**Data listing**.
________________________________________
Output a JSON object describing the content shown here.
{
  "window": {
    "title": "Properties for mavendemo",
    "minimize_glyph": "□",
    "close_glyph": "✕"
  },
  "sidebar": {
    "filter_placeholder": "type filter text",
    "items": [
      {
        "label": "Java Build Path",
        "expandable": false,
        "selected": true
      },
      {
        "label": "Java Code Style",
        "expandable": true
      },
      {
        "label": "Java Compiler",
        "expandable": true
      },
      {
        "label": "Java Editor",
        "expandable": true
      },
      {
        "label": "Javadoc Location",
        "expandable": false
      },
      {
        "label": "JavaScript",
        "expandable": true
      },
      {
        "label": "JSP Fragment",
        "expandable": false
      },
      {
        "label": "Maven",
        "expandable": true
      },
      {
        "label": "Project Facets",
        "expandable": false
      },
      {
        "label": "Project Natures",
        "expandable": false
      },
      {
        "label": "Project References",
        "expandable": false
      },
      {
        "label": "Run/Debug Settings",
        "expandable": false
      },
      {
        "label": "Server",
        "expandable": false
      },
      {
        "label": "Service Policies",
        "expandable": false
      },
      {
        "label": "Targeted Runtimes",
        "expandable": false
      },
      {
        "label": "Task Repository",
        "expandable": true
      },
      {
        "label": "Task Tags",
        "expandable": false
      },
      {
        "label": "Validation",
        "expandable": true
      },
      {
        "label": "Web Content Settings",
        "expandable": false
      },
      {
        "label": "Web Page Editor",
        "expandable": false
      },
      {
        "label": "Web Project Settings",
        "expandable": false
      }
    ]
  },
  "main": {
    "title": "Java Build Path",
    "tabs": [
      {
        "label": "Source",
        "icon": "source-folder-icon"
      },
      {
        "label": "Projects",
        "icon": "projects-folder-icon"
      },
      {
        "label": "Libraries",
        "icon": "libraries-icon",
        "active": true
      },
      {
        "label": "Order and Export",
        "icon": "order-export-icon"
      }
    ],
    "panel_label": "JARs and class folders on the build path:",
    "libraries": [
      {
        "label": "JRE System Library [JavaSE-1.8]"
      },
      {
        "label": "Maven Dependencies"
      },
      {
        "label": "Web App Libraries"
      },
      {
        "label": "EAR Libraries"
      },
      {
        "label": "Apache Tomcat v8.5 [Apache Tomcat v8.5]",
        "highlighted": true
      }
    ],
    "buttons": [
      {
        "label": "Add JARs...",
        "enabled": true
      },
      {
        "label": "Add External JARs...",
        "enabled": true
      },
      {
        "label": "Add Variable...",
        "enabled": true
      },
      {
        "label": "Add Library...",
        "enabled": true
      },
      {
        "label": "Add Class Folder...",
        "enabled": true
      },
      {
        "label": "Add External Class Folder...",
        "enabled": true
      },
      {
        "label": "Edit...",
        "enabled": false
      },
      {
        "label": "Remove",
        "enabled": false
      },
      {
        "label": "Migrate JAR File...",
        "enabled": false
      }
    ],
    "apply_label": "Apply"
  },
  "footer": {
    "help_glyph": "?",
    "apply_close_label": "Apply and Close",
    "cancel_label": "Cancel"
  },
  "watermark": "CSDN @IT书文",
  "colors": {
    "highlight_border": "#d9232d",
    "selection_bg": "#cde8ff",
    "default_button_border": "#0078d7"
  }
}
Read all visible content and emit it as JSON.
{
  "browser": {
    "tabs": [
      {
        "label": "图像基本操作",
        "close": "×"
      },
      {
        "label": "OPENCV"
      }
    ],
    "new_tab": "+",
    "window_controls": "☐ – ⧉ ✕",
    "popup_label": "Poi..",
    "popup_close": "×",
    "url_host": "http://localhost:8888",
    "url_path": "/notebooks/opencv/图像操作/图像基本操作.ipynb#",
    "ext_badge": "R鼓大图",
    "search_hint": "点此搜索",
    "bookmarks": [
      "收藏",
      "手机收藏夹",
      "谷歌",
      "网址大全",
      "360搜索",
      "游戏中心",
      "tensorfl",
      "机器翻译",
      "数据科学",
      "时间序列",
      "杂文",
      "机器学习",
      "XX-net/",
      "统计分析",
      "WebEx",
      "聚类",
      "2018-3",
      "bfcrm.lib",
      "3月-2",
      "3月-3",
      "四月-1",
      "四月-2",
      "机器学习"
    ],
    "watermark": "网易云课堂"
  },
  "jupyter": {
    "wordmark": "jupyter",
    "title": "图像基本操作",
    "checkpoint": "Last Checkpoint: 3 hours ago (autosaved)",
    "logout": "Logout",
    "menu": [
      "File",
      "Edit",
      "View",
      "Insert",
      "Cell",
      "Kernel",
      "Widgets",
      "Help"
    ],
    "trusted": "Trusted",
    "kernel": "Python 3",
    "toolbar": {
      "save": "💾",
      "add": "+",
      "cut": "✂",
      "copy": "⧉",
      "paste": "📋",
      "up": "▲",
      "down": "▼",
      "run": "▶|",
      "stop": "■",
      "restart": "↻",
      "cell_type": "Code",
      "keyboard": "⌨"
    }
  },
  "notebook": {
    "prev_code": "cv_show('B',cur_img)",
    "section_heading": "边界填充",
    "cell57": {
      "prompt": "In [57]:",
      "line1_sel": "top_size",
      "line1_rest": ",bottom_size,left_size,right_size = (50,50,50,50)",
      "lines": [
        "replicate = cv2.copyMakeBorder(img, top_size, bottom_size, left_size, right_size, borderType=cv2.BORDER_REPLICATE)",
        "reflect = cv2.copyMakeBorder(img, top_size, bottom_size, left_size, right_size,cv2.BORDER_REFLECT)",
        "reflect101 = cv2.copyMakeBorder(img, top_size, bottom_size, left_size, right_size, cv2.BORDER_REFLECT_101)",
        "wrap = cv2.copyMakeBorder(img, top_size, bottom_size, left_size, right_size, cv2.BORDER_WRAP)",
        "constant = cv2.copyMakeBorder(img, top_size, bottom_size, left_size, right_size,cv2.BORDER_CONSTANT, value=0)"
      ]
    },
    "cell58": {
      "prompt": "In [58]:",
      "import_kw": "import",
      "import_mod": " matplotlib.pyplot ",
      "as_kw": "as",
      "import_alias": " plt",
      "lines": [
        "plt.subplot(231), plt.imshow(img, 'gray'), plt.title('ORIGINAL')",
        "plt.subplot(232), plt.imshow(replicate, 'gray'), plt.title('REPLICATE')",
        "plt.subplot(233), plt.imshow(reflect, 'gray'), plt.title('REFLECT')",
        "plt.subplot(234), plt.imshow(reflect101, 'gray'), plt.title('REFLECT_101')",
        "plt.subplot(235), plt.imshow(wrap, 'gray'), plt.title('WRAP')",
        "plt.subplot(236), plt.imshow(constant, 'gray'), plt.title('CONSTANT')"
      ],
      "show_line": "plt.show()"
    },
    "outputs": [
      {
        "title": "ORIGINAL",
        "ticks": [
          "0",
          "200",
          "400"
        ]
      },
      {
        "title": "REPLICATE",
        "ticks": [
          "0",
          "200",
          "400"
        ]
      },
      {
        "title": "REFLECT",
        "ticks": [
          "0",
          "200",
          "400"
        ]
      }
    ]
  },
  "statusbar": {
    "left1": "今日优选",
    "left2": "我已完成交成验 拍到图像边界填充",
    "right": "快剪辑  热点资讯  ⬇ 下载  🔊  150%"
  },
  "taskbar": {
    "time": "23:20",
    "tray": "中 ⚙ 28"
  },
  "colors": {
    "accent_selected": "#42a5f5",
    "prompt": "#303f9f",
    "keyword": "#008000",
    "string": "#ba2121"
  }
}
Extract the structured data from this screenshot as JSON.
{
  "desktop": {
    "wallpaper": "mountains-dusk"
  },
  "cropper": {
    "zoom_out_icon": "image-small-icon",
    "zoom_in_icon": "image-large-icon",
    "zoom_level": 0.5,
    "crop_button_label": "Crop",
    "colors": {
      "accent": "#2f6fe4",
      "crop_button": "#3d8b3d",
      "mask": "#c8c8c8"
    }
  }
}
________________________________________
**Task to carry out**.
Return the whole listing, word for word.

**Written response**.
Output a JSON object describing the content shown here.
{
  "window": {
    "title": "Properties for mavendemo",
    "minimize_glyph": "□",
    "close_glyph": "✕"
  },
  "sidebar": {
    "filter_placeholder": "type filter text",
    "items": [
      {
        "label": "Java Build Path",
        "expandable": false,
        "selected": true
      },
      {
        "label": "Java Code Style",
        "expandable": true
      },
      {
        "label": "Java Compiler",
        "expandable": true
      },
      {
        "label": "Java Editor",
        "expandable": true
      },
      {
        "label": "Javadoc Location",
        "expandable": false
      },
      {
        "label": "JavaScript",
        "expandable": true
      },
      {
        "label": "JSP Fragment",
        "expandable": false
      },
      {
        "label": "Maven",
        "expandable": true
      },
      {
        "label": "Project Facets",
        "expandable": false
      },
      {
        "label": "Project Natures",
        "expandable": false
      },
      {
        "label": "Project References",
        "expandable": false
      },
      {
        "label": "Run/Debug Settings",
        "expandable": false
      },
      {
        "label": "Server",
        "expandable": false
      },
      {
        "label": "Service Policies",
        "expandable": false
      },
      {
        "label": "Targeted Runtimes",
        "expandable": false
      },
      {
        "label": "Task Repository",
        "expandable": true
      },
      {
        "label": "Task Tags",
        "expandable": false
      },
      {
        "label": "Validation",
        "expandable": true
      },
      {
        "label": "Web Content Settings",
        "expandable": false
      },
      {
        "label": "Web Page Editor",
        "expandable": false
      },
      {
        "label": "Web Project Settings",
        "expandable": false
      }
    ]
  },
  "main": {
    "title": "Java Build Path",
    "tabs": [
      {
        "label": "Source",
        "icon": "source-folder-icon"
      },
      {
        "label": "Projects",
        "icon": "projects-folder-icon"
      },
      {
        "label": "Libraries",
        "icon": "libraries-icon",
        "active": true
      },
      {
        "label": "Order and Export",
        "icon": "order-export-icon"
      }
    ],
    "panel_label": "JARs and class folders on the build path:",
    "libraries": [
      {
        "label": "JRE System Library [JavaSE-1.8]"
      },
      {
        "label": "Maven Dependencies"
      },
      {
        "label": "Web App Libraries"
      },
      {
        "label": "EAR Libraries"
      },
      {
        "label": "Apache Tomcat v8.5 [Apache Tomcat v8.5]",
        "highlighted": true
      }
    ],
    "buttons": [
      {
        "label": "Add JARs...",
        "enabled": true
      },
      {
        "label": "Add External JARs...",
        "enabled": true
      },
      {
        "label": "Add Variable...",
        "enabled": true
      },
      {
        "label": "Add Library...",
        "enabled": true
      },
      {
        "label": "Add Class Folder...",
        "enabled": true
      },
      {
        "label": "Add External Class Folder...",
        "enabled": true
      },
      {
        "label": "Edit...",
        "enabled": false
      },
      {
        "label": "Remove",
        "enabled": false
      },
      {
        "label": "Migrate JAR File...",
        "enabled": false
      }
    ],
    "apply_label": "Apply"
  },
  "footer": {
    "help_glyph": "?",
    "apply_close_label": "Apply and Close",
    "cancel_label": "Cancel"
  },
  "watermark": "CSDN @IT书文",
  "colors": {
    "highlight_border": "#d9232d",
    "selection_bg": "#cde8ff",
    "default_button_border": "#0078d7"
  }
}
Read all visible content and emit it as JSON.
{
  "browser": {
    "tabs": [
      {
        "label": "图像基本操作",
        "close": "×"
      },
      {
        "label": "OPENCV"
      }
    ],
    "new_tab": "+",
    "window_controls": "☐ – ⧉ ✕",
    "popup_label": "Poi..",
    "popup_close": "×",
    "url_host": "http://localhost:8888",
    "url_path": "/notebooks/opencv/图像操作/图像基本操作.ipynb#",
    "ext_badge": "R鼓大图",
    "search_hint": "点此搜索",
    "bookmarks": [
      "收藏",
      "手机收藏夹",
      "谷歌",
      "网址大全",
      "360搜索",
      "游戏中心",
      "tensorfl",
      "机器翻译",
      "数据科学",
      "时间序列",
      "杂文",
      "机器学习",
      "XX-net/",
      "统计分析",
      "WebEx",
      "聚类",
      "2018-3",
      "bfcrm.lib",
      "3月-2",
      "3月-3",
      "四月-1",
      "四月-2",
      "机器学习"
    ],
    "watermark": "网易云课堂"
  },
  "jupyter": {
    "wordmark": "jupyter",
    "title": "图像基本操作",
    "checkpoint": "Last Checkpoint: 3 hours ago (autosaved)",
    "logout": "Logout",
    "menu": [
      "File",
      "Edit",
      "View",
      "Insert",
      "Cell",
      "Kernel",
      "Widgets",
      "Help"
    ],
    "trusted": "Trusted",
    "kernel": "Python 3",
    "toolbar": {
      "save": "💾",
      "add": "+",
      "cut": "✂",
      "copy": "⧉",
      "paste": "📋",
      "up": "▲",
      "down": "▼",
      "run": "▶|",
      "stop": "■",
      "restart": "↻",
      "cell_type": "Code",
      "keyboard": "⌨"
    }
  },
  "notebook": {
    "prev_code": "cv_show('B',cur_img)",
    "section_heading": "边界填充",
    "cell57": {
      "prompt": "In [57]:",
      "line1_sel": "top_size",
      "line1_rest": ",bottom_size,left_size,right_size = (50,50,50,50)",
      "lines": [
        "replicate = cv2.copyMakeBorder(img, top_size, bottom_size, left_size, right_size, borderType=cv2.BORDER_REPLICATE)",
        "reflect = cv2.copyMakeBorder(img, top_size, bottom_size, left_size, right_size,cv2.BORDER_REFLECT)",
        "reflect101 = cv2.copyMakeBorder(img, top_size, bottom_size, left_size, right_size, cv2.BORDER_REFLECT_101)",
        "wrap = cv2.copyMakeBorder(img, top_size, bottom_size, left_size, right_size, cv2.BORDER_WRAP)",
        "constant = cv2.copyMakeBorder(img, top_size, bottom_size, left_size, right_size,cv2.BORDER_CONSTANT, value=0)"
      ]
    },
    "cell58": {
      "prompt": "In [58]:",
      "import_kw": "import",
      "import_mod": " matplotlib.pyplot ",
      "as_kw": "as",
      "import_alias": " plt",
      "lines": [
        "plt.subplot(231), plt.imshow(img, 'gray'), plt.title('ORIGINAL')",
        "plt.subplot(232), plt.imshow(replicate, 'gray'), plt.title('REPLICATE')",
        "plt.subplot(233), plt.imshow(reflect, 'gray'), plt.title('REFLECT')",
        "plt.subplot(234), plt.imshow(reflect101, 'gray'), plt.title('REFLECT_101')",
        "plt.subplot(235), plt.imshow(wrap, 'gray'), plt.title('WRAP')",
        "plt.subplot(236), plt.imshow(constant, 'gray'), plt.title('CONSTANT')"
      ],
      "show_line": "plt.show()"
    },
    "outputs": [
      {
        "title": "ORIGINAL",
        "ticks": [
          "0",
          "200",
          "400"
        ]
      },
      {
        "title": "REPLICATE",
        "ticks": [
          "0",
          "200",
          "400"
        ]
      },
      {
        "title": "REFLECT",
        "ticks": [
          "0",
          "200",
          "400"
        ]
      }
    ]
  },
  "statusbar": {
    "left1": "今日优选",
    "left2": "我已完成交成验 拍到图像边界填充",
    "right": "快剪辑  热点资讯  ⬇ 下载  🔊  150%"
  },
  "taskbar": {
    "time": "23:20",
    "tray": "中 ⚙ 28"
  },
  "colors": {
    "accent_selected": "#42a5f5",
    "prompt": "#303f9f",
    "keyword": "#008000",
    "string": "#ba2121"
  }
}
Extract the structured data from this screenshot as JSON.
{
  "desktop": {
    "wallpaper": "mountains-dusk"
  },
  "cropper": {
    "zoom_out_icon": "image-small-icon",
    "zoom_in_icon": "image-large-icon",
    "zoom_level": 0.5,
    "crop_button_label": "Crop",
    "colors": {
      "accent": "#2f6fe4",
      "crop_button": "#3d8b3d",
      "mask": "#c8c8c8"
    }
  }
}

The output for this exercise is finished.